[Entries shown Boundary: Start]

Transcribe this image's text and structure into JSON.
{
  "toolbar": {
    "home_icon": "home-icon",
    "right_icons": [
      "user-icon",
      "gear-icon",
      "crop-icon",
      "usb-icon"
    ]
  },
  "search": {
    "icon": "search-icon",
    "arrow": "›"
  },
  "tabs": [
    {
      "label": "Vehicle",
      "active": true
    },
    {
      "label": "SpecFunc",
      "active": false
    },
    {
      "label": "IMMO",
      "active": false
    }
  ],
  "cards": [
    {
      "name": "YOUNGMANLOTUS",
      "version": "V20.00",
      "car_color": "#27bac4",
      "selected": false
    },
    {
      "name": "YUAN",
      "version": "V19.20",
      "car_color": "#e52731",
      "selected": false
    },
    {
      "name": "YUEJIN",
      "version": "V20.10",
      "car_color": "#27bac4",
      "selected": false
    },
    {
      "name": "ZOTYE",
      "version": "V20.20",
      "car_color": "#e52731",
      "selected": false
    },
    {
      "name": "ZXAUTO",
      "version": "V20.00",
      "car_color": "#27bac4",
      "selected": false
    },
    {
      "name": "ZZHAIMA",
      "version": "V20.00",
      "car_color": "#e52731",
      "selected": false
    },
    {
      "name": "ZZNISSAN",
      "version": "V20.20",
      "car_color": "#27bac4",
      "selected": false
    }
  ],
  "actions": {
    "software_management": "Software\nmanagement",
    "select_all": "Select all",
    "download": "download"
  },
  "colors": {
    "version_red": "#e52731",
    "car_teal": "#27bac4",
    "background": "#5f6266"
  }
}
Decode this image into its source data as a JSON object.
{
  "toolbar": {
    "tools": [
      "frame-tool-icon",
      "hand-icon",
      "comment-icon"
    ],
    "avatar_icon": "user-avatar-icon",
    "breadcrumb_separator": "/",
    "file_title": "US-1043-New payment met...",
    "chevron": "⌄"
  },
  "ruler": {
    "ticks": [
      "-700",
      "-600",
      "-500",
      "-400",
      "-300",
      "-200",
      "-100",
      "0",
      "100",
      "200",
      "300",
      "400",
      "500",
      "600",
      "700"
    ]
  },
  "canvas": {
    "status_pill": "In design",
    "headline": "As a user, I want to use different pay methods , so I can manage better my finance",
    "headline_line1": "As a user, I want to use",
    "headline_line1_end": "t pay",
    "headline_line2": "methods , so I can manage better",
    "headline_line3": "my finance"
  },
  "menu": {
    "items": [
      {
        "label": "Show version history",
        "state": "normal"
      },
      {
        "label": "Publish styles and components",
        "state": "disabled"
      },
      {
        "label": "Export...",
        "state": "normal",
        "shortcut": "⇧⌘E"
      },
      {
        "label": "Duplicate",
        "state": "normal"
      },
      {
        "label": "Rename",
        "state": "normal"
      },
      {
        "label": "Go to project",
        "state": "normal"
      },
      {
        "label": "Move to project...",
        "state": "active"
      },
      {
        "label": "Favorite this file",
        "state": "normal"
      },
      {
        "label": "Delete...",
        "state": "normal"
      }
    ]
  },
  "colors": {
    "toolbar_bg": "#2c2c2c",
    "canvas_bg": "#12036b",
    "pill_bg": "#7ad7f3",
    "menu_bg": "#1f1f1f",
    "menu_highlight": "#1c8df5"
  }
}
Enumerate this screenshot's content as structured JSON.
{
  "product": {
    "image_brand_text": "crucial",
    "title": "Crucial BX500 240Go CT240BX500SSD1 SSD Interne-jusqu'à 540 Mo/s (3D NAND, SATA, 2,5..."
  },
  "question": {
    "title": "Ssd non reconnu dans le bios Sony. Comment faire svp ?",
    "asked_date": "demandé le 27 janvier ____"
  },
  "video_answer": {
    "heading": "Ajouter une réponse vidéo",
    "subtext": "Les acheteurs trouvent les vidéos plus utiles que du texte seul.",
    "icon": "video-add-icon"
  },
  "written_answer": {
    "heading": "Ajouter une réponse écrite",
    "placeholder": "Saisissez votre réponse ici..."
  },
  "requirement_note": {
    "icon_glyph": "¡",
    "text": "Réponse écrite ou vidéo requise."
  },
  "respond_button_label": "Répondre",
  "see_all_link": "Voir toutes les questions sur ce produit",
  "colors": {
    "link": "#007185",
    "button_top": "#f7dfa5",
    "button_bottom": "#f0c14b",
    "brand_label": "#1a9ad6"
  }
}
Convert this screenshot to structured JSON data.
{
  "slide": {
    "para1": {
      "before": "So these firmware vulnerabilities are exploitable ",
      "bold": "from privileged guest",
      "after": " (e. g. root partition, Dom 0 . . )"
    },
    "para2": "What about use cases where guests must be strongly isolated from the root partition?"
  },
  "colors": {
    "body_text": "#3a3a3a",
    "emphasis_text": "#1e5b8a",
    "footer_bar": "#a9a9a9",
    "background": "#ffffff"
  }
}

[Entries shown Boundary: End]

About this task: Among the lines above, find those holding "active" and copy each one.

Solution:
      "active": true
      "active": false
      "active": false
        "state": "active"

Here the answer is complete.